The government will present its proposition to parliament later on Friday, university and higher education minister Tobias Krantz told reporters.
"We want to compete in the international education market on the quality of Sweden's education system, rather than simply because Sweden's education is free of charge," Krantz said.
"Sweden is one of the easiest countries in the world to apply for a university place, with a large number of foreign students and high number of online courses - but many of these don't complete their studies."
Krantz conceded that numbers may fall initially.
"In the short term it is reasonable to expect that numbers will fall, but Sweden is a knowledge nation, we have strong English skills and many courses are held in English; I am convinced that in the longer term we will continue to attract large numbers of foreign students to Sweden," Krantz said.
The minister confirmed that the government was not at this stage able to specify the level of the new fees but noted as a basic principle that the fees should cover the costs of education provision.
"We will come back with information over how high the charge will be, I can not state how high it is today. It will vary depending on education and place of learning," Krantz said.
Speaking to The Local last May, Anders Steinwall at the education ministry said each university would be able to decide its own fees, but added that the estimated average would amount to 70,000 to 80,000 kronor ($9,500 to $11,000) per year.
The government also announced that two scholarship systems will be introduced.
The first scholarship system, worth 30 million kronor ($4 million) per annum, will be directed at students in the 12 countries with which Sweden holds long-term aid agreements.

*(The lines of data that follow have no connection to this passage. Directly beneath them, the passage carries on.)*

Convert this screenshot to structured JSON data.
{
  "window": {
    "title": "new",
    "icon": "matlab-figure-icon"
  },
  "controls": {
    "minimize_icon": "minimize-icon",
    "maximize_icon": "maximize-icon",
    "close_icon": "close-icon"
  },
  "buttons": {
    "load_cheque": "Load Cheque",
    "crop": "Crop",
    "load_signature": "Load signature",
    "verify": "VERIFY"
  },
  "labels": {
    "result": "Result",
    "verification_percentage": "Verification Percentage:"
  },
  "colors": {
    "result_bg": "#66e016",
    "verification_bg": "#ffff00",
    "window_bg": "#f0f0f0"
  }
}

The second, amount to 60 million kronor per annum from 2012, will be available for exceptional students.
The fees will be introduced for students from countries outside of the EU/EEA area.